- Problem description -
Look through the records and copy every line in which "name" appears.

*** Opening of Entries shown ***

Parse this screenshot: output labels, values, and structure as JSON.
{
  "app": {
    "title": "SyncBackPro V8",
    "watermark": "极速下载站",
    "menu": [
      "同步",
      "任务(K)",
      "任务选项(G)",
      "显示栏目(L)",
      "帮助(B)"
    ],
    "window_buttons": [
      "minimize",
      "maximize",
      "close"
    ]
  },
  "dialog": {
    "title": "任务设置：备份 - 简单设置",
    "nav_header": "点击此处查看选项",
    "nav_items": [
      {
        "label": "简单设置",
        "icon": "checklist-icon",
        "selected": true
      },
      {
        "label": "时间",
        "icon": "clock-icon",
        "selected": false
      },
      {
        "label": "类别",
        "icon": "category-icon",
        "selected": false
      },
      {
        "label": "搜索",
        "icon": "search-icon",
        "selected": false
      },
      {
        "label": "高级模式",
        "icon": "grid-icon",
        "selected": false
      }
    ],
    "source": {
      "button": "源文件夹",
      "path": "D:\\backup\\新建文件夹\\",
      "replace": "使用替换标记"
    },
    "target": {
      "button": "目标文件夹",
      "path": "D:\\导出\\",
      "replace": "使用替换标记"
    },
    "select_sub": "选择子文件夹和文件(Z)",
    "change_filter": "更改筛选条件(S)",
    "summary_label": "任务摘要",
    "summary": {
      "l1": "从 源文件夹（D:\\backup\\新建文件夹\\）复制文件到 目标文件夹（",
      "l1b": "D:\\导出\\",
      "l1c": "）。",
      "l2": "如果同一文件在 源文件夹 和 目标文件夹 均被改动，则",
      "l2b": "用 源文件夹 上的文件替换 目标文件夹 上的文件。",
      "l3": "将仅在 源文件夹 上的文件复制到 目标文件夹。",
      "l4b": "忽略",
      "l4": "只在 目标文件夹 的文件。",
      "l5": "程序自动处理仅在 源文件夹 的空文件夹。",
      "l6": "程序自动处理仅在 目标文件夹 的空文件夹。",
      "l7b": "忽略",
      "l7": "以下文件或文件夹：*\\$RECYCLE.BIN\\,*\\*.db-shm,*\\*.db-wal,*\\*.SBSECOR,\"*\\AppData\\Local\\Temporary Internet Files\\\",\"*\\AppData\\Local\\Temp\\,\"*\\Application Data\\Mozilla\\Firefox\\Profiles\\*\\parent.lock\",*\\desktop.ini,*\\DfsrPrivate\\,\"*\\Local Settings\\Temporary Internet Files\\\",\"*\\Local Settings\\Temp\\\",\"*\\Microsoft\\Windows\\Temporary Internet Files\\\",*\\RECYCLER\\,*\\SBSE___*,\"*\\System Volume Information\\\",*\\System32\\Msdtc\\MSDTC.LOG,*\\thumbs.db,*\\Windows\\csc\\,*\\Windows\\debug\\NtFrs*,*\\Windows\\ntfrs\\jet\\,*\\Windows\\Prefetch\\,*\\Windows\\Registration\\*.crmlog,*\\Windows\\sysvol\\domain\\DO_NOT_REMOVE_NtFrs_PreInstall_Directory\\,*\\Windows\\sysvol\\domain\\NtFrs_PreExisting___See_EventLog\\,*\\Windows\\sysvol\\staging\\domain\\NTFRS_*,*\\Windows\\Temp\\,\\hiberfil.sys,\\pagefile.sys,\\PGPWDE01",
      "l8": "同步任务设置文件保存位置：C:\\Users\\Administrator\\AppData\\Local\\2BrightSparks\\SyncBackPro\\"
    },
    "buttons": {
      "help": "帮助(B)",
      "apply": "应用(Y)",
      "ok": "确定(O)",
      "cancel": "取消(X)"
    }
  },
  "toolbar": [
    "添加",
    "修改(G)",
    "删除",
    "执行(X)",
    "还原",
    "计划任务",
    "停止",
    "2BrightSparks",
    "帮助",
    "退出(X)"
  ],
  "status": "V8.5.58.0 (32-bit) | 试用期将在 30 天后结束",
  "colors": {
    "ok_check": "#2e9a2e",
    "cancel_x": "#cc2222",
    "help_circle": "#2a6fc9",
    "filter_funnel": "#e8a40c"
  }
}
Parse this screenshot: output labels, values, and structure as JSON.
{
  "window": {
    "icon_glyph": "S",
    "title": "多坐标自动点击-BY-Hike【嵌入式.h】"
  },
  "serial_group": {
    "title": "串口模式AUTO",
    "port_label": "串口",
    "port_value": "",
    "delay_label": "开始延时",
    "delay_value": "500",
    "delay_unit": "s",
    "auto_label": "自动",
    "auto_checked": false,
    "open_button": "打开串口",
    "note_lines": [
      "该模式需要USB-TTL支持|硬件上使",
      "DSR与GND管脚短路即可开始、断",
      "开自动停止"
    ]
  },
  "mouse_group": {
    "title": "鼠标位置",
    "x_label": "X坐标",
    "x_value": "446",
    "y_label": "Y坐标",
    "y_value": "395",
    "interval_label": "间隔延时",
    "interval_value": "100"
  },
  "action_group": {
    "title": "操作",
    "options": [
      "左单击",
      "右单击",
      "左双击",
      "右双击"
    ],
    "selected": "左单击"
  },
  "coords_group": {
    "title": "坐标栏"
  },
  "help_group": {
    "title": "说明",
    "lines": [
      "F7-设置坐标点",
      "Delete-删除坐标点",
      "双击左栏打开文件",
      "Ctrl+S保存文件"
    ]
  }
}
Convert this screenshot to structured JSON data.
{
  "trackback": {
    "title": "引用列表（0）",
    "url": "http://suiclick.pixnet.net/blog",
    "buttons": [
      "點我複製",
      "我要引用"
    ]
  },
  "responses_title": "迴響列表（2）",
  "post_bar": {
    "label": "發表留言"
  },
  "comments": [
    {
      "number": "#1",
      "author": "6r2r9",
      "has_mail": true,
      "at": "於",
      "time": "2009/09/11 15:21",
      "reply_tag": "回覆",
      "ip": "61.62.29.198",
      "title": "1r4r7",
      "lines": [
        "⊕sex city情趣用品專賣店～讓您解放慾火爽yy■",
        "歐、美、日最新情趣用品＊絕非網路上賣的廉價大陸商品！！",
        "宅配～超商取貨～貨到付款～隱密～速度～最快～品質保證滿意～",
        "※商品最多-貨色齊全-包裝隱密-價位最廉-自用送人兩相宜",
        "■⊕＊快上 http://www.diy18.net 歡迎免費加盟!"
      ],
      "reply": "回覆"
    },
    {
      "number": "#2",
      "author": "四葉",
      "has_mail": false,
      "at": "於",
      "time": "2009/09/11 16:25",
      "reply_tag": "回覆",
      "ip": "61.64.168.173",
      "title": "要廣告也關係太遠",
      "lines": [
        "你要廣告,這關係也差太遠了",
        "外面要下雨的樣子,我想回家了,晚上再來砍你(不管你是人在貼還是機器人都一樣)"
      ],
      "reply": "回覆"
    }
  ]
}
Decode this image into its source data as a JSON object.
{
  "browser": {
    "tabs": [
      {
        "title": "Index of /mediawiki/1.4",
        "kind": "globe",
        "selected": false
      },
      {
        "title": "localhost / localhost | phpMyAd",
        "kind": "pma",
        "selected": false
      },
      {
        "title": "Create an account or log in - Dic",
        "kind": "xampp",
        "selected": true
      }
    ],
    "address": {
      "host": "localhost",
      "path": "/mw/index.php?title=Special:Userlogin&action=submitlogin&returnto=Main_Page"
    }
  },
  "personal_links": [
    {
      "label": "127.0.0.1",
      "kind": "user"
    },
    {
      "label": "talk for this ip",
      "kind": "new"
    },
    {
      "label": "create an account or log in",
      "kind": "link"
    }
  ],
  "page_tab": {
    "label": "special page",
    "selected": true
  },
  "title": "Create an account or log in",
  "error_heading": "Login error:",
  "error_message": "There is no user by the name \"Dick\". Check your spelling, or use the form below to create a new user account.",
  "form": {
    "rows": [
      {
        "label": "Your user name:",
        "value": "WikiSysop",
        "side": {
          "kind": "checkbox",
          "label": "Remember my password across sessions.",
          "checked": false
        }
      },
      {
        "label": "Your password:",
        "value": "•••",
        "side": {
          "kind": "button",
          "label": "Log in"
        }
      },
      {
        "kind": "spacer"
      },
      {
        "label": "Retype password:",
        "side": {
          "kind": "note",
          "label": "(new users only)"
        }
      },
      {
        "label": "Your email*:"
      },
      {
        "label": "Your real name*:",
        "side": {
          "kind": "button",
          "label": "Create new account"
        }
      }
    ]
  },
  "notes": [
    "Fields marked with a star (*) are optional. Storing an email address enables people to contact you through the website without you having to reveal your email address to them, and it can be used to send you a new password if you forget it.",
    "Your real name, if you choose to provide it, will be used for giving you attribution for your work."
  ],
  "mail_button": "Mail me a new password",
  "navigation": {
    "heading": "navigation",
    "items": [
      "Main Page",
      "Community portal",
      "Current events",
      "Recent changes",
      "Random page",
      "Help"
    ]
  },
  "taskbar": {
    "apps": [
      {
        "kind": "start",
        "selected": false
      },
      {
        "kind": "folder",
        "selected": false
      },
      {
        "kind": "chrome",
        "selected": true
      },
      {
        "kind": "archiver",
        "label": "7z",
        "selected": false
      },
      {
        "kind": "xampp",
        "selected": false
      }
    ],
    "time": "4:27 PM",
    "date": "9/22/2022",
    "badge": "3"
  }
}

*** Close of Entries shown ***

- Task response -
  "error_message": "There is no user by the name \"Dick\". Check your spelling, or use the form below to create a new user account.",
        "label": "Your user name:",
        "label": "Your real name*:",
    "Your real name, if you choose to provide it, will be used for giving you attribution for your work."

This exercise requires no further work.